I, for one, completely disagree with that thinking. While it would be nice to sign former All-Stars ad-nauseam every offseason, the reality is that that would be bad business in this new NBA. The goal is to try and keep cost down while maintaining a competitive team. If your team does spend into the luxury tax territory, it better be winning. The Thunder have the right components in place to continue winning. The moves they made this offseason were made to keep those components in place. When you start talking about the luxury tax, every dollar counts. And if the Thunder are truly looking to keep both James Harden and Serge Ibaka on the same team as Durant and Westbrook, they are going to have to continue making these cost effective moves. Both Harden and Ibaka will demand deals that get them at least $10+ million per season. And, rightfully so. We’ll be in the luxury tax no matter what, if we keep these 4 players. The payments get more feasible, though, if you are competing for and winning championships.

Another thing that these signings do is maintain the flexibility that Presti loves. These signings not only have low cost-high reward potential, but they are also short term deals. That way, the team isn’t saddled with long-term contracts if the player, in question, either gets injured or doesn’t produce. Also, if someone better comes along, you could cut your losses with the player and attempt to obtain the better option. Cap flexibility is a commodity in the NBA, and Presti is one of the best at maintaining it.

Team USA

As if this offseason hasn’t been crazy enough, you have Team USA preparing for the Olympics in London. Not only that, but the Thunder has 4 representatives in the Olympics (Kevin Durant, Russell Westbrook, and James Harden for Team USA, and Serge Ibaka for Spain). Durant and Westbrook were near locks to make the team, but Harden was actually a surprise addition after players like Dwayne Wade and Derrick Rose bowed out because of injury. The team torched the Dominican Republic and eeked out a victory against a tough Brazil squad in the US leg of pre-tournament games. After this, it’s across the pond for a couple friendlies and then the real thing. Durant has a possibility of leading the team in scoring, while Westbrook will be the defensive pitbull/offensive sparkplug off the bench. Harden will probably play a role similar to what he does with the Thunder, but to a smaller degree.

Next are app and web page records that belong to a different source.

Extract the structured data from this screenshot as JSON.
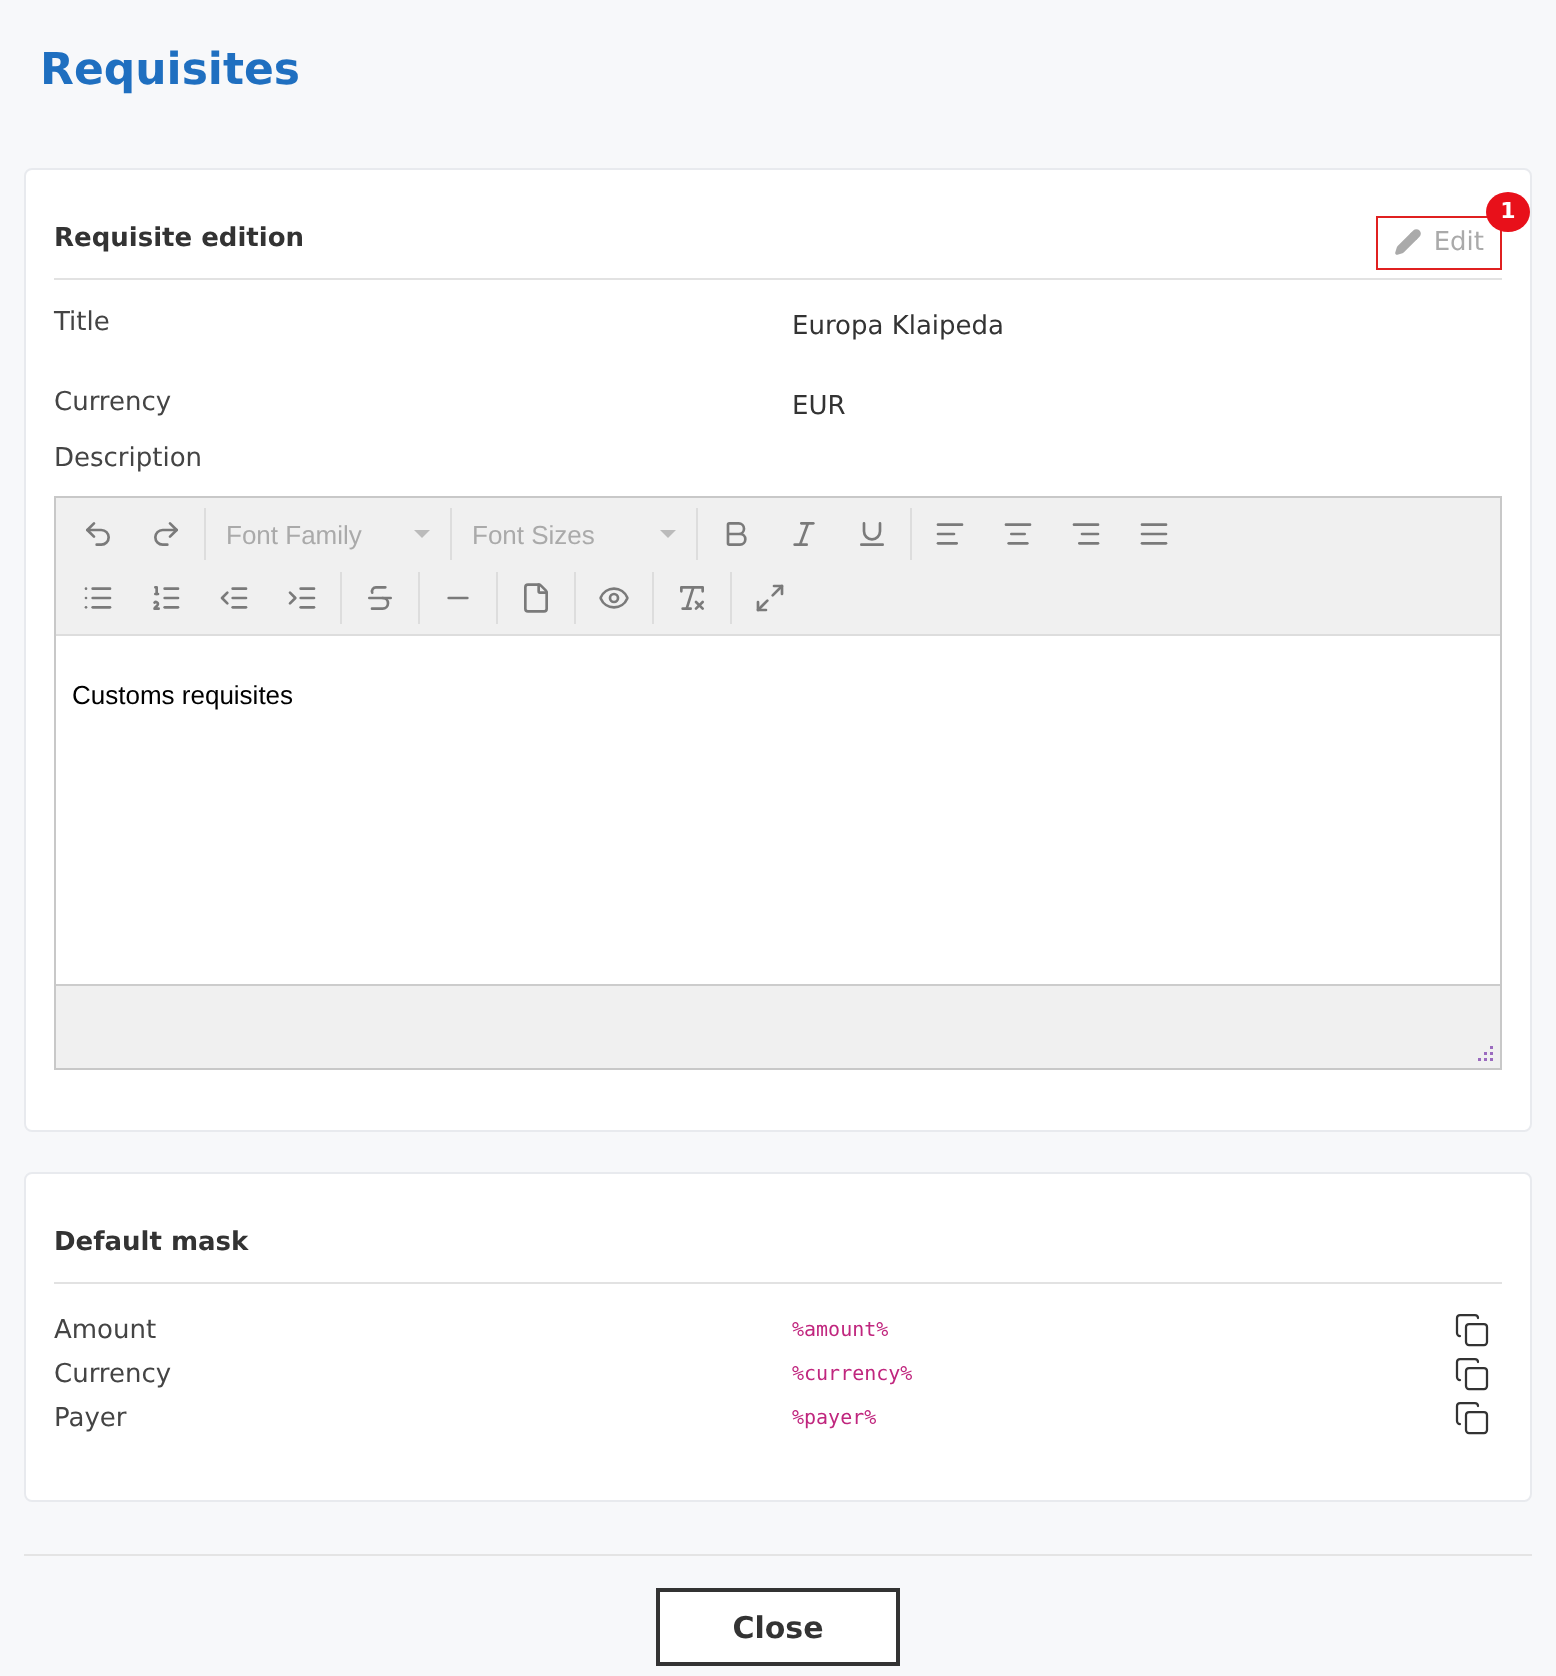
{
  "page_title": "Requisites",
  "requisite_card": {
    "heading": "Requisite edition",
    "edit_button": {
      "label": "Edit",
      "disabled": true,
      "badge": "1"
    },
    "fields": [
      {
        "label": "Title",
        "value": "Europa Klaipeda"
      },
      {
        "label": "Currency",
        "value": "EUR"
      }
    ],
    "description_label": "Description",
    "editor": {
      "font_family": "Font Family",
      "font_sizes": "Font Sizes",
      "content": "Customs requisites"
    }
  },
  "mask_card": {
    "heading": "Default mask",
    "rows": [
      {
        "label": "Amount",
        "code": "%amount%"
      },
      {
        "label": "Currency",
        "code": "%currency%"
      },
      {
        "label": "Payer",
        "code": "%payer%"
      }
    ]
  },
  "close_button": "Close"
}
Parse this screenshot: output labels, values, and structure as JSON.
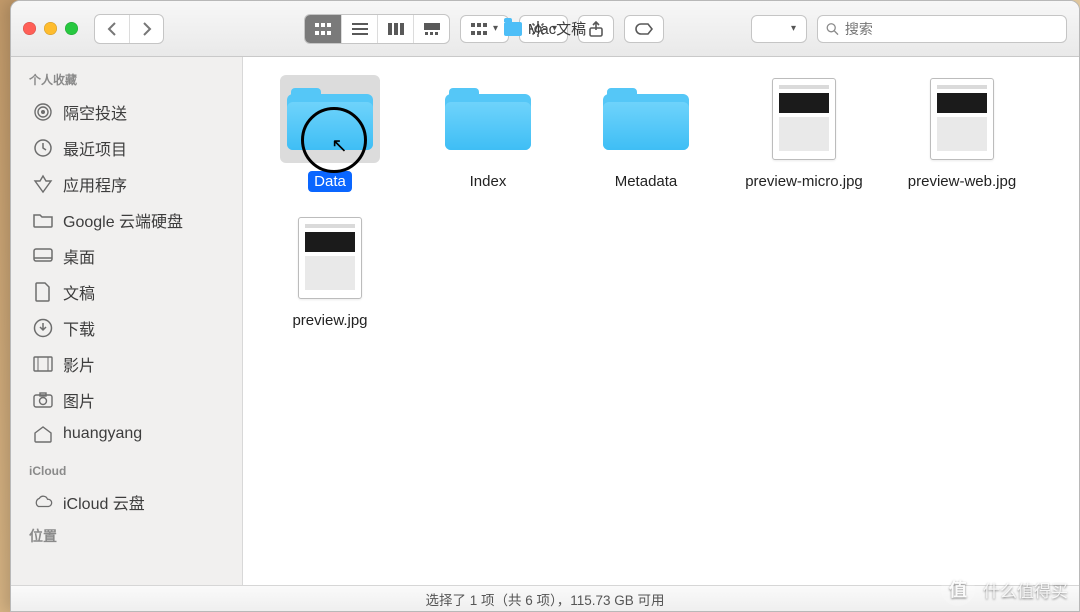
{
  "window": {
    "title": "Mac文稿"
  },
  "search": {
    "placeholder": "搜索"
  },
  "sidebar": {
    "sections": [
      {
        "header": "个人收藏",
        "items": [
          {
            "icon": "airdrop",
            "label": "隔空投送"
          },
          {
            "icon": "clock",
            "label": "最近项目"
          },
          {
            "icon": "apps",
            "label": "应用程序"
          },
          {
            "icon": "gdrive",
            "label": "Google 云端硬盘"
          },
          {
            "icon": "desktop",
            "label": "桌面"
          },
          {
            "icon": "doc",
            "label": "文稿"
          },
          {
            "icon": "download",
            "label": "下载"
          },
          {
            "icon": "movie",
            "label": "影片"
          },
          {
            "icon": "camera",
            "label": "图片"
          },
          {
            "icon": "home",
            "label": "huangyang"
          }
        ]
      },
      {
        "header": "iCloud",
        "items": [
          {
            "icon": "cloud",
            "label": "iCloud 云盘"
          }
        ]
      }
    ],
    "cutoff": "位置"
  },
  "items": [
    {
      "kind": "folder",
      "name": "Data",
      "selected": true
    },
    {
      "kind": "folder",
      "name": "Index",
      "selected": false
    },
    {
      "kind": "folder",
      "name": "Metadata",
      "selected": false
    },
    {
      "kind": "image",
      "name": "preview-micro.jpg",
      "selected": false
    },
    {
      "kind": "image",
      "name": "preview-web.jpg",
      "selected": false
    },
    {
      "kind": "image",
      "name": "preview.jpg",
      "selected": false
    }
  ],
  "status": {
    "text": "选择了 1 项（共 6 项），115.73 GB 可用"
  },
  "watermark": {
    "badge": "值",
    "text": "什么值得买"
  }
}
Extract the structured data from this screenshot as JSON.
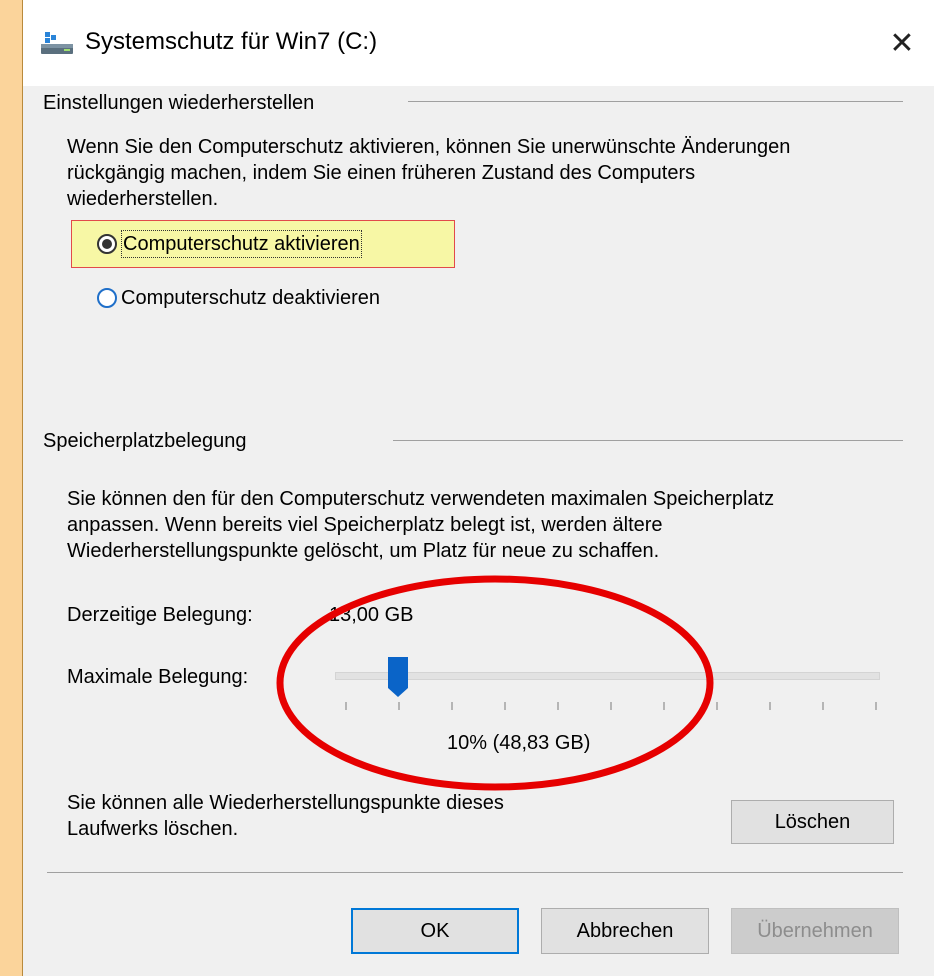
{
  "window": {
    "title": "Systemschutz für Win7 (C:)",
    "close_glyph": "✕"
  },
  "restore_section": {
    "heading": "Einstellungen wiederherstellen",
    "description_lines": [
      "Wenn Sie den Computerschutz aktivieren, können Sie unerwünschte Änderungen",
      "rückgängig machen, indem Sie einen früheren Zustand des Computers",
      "wiederherstellen."
    ],
    "option_enable": "Computerschutz aktivieren",
    "option_disable": "Computerschutz deaktivieren",
    "selected_option": "enable"
  },
  "disk_section": {
    "heading": "Speicherplatzbelegung",
    "description_lines": [
      "Sie können den für den Computerschutz verwendeten maximalen Speicherplatz",
      "anpassen. Wenn bereits viel Speicherplatz belegt ist, werden ältere",
      "Wiederherstellungspunkte gelöscht, um Platz für neue zu schaffen."
    ],
    "current_usage_label": "Derzeitige Belegung:",
    "current_usage_value": "13,00 GB",
    "max_usage_label": "Maximale Belegung:",
    "slider_value_percent": 10,
    "slider_readout": "10% (48,83 GB)",
    "delete_text_lines": [
      "Sie können alle Wiederherstellungspunkte dieses",
      "Laufwerks löschen."
    ],
    "delete_button": "Löschen"
  },
  "footer": {
    "ok_label": "OK",
    "cancel_label": "Abbrechen",
    "apply_label": "Übernehmen"
  },
  "colors": {
    "highlight_fill": "#f7f7a5",
    "highlight_border": "#e24a4a",
    "annotation_ellipse": "#e60000",
    "slider_thumb": "#0a64c8",
    "background": "#fbd49b"
  },
  "icons": {
    "title_icon": "drive-icon",
    "close_icon": "close-icon"
  }
}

As a fan of the game, I love this. Before NBA-TV, the offseason was usually a time to hear about a trade or two, and wait for football season to start. So, even though, this has been a whirlwind offseason, I still appreciate it. When this offseason gets too crazy, I always hark back to the 2011 offseason. Oh, you don’t remember the 2011 offseason? Oh, thats right, because there wasn’t an offseason that year.